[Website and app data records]
********
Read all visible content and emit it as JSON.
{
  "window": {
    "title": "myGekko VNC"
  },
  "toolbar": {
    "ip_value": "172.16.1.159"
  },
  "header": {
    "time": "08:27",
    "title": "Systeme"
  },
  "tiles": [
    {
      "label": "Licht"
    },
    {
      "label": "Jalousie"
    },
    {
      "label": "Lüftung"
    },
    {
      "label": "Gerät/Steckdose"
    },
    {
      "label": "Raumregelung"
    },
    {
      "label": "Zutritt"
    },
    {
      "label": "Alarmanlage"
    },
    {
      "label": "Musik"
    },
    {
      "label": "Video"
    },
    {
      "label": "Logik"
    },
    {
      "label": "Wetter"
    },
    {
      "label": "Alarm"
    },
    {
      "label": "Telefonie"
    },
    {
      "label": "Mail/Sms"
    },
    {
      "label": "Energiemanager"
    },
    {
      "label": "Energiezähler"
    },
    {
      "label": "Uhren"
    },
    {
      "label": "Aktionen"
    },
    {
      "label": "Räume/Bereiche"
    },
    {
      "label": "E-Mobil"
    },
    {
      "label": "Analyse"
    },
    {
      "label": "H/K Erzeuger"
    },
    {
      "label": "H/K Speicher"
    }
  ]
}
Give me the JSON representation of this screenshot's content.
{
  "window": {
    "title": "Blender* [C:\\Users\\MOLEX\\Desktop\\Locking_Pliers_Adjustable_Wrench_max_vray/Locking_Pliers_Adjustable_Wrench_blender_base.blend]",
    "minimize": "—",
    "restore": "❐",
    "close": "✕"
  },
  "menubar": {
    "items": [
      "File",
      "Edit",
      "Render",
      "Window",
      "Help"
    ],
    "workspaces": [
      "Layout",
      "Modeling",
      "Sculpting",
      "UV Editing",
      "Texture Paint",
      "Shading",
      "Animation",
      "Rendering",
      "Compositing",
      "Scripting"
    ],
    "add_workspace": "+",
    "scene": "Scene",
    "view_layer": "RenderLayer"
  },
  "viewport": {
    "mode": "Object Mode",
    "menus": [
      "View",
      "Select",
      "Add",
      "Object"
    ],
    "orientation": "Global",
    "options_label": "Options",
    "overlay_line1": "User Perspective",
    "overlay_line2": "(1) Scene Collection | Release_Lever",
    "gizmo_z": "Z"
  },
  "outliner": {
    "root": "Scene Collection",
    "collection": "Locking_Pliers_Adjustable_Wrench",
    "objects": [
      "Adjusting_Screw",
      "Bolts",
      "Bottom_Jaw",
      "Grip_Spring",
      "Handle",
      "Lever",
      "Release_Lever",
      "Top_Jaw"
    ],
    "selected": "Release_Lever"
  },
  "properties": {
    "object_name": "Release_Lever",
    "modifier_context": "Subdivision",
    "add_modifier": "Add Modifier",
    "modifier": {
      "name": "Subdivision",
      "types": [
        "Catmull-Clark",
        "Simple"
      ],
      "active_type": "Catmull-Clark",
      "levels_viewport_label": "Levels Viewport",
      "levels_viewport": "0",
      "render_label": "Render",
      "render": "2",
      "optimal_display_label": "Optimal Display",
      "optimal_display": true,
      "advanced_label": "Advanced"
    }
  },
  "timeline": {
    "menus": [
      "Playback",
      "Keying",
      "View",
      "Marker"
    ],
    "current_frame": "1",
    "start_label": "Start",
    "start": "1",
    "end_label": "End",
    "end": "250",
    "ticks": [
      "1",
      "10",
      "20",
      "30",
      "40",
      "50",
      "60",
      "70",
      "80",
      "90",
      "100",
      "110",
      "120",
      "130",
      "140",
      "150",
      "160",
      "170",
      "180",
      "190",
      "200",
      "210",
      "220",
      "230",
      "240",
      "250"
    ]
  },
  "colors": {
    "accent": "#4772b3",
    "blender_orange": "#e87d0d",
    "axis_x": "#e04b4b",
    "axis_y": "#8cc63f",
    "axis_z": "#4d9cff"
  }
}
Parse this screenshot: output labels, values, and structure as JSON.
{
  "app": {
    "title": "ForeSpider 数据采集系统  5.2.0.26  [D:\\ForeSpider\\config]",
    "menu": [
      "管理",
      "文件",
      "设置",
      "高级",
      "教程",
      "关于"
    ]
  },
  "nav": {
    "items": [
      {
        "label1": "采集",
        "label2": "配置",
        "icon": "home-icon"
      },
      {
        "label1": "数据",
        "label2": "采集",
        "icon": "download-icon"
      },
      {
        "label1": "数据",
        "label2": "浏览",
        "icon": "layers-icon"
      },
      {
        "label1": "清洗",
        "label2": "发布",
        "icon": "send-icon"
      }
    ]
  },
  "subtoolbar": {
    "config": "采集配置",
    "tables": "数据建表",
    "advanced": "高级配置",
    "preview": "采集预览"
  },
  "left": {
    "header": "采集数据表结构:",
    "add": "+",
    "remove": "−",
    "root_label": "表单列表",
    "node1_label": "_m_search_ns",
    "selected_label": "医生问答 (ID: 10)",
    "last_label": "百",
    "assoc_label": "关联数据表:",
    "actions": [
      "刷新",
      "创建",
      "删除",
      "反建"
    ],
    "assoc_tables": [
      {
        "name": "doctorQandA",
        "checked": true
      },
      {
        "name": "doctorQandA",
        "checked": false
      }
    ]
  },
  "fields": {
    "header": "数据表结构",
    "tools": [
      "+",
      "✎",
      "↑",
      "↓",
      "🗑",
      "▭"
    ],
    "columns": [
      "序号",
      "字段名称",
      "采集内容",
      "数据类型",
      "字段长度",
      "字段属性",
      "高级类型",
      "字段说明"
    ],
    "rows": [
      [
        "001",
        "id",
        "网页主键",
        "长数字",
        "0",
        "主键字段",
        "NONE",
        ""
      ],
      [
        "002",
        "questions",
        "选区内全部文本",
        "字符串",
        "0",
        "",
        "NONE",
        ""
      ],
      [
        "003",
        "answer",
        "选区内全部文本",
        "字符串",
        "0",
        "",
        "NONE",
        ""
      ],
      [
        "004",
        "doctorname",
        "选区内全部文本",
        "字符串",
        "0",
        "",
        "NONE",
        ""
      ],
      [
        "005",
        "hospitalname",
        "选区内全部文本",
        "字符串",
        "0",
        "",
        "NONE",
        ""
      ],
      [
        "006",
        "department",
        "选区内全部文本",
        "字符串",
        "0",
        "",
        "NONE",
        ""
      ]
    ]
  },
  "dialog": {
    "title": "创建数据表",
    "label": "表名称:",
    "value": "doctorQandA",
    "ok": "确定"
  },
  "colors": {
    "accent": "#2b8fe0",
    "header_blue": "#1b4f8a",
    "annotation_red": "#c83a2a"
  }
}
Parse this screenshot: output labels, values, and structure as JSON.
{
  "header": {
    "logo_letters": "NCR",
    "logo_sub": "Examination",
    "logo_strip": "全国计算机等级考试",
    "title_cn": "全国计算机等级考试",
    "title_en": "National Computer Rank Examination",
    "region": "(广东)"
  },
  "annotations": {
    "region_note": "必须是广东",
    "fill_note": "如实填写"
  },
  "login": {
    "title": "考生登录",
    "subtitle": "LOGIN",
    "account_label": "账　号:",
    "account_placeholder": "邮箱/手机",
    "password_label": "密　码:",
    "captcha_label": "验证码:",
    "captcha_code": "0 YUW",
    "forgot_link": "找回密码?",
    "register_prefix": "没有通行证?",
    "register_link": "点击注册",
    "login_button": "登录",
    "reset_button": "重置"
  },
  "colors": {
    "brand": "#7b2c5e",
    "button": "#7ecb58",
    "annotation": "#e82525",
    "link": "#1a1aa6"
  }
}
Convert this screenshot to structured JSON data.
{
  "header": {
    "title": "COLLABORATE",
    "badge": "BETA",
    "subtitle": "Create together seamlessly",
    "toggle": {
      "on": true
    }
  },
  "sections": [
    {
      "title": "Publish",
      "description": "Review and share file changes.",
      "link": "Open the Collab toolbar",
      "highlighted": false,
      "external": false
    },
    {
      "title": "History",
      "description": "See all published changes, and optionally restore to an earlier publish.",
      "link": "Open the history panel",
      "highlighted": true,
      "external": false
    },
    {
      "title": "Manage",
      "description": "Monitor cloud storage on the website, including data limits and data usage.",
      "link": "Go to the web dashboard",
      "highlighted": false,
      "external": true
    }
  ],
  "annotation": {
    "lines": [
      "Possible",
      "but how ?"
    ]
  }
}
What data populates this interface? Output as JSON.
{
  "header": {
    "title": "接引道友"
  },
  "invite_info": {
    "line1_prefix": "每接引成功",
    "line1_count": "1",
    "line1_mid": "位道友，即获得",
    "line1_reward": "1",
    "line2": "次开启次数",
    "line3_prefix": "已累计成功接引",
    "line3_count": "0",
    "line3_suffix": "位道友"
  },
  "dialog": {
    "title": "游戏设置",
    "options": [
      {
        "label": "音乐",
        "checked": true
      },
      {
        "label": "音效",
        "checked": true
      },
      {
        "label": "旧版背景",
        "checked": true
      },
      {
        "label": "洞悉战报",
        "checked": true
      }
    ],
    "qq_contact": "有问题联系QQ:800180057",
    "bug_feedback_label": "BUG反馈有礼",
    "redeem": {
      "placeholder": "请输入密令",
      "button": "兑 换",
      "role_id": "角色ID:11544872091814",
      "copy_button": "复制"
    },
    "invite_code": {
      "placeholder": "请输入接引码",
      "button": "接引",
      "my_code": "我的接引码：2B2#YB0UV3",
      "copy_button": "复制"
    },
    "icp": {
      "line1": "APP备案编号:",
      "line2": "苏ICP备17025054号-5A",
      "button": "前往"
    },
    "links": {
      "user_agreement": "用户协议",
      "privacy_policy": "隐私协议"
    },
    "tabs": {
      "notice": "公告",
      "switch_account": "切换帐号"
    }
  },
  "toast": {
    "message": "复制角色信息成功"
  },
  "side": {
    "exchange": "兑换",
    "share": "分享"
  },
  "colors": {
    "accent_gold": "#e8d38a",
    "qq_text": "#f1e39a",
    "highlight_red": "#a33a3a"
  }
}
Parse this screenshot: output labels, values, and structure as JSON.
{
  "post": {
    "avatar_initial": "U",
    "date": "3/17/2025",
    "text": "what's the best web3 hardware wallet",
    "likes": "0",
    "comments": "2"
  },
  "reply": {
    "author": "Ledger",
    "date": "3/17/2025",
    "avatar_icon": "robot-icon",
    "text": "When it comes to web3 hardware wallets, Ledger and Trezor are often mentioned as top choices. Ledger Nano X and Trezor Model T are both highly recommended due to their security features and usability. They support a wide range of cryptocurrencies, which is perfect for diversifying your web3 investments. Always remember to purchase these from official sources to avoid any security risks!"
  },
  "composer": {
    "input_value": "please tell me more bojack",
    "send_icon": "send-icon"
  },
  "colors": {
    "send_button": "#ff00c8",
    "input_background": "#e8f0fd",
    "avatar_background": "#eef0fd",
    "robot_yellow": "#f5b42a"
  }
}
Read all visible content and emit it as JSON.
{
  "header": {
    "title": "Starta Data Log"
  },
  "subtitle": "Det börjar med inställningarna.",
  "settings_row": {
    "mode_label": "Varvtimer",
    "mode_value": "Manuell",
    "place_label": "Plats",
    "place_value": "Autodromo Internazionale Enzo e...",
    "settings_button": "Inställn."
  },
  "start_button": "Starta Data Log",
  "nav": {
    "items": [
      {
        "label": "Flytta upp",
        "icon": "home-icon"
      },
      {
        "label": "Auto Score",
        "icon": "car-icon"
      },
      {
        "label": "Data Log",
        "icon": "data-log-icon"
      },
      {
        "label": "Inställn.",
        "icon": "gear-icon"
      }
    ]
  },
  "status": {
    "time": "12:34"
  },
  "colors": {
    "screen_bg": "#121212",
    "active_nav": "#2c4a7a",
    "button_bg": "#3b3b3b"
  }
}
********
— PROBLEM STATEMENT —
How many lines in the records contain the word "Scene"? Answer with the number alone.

— ANSWER TO THIS PROBLEM —
3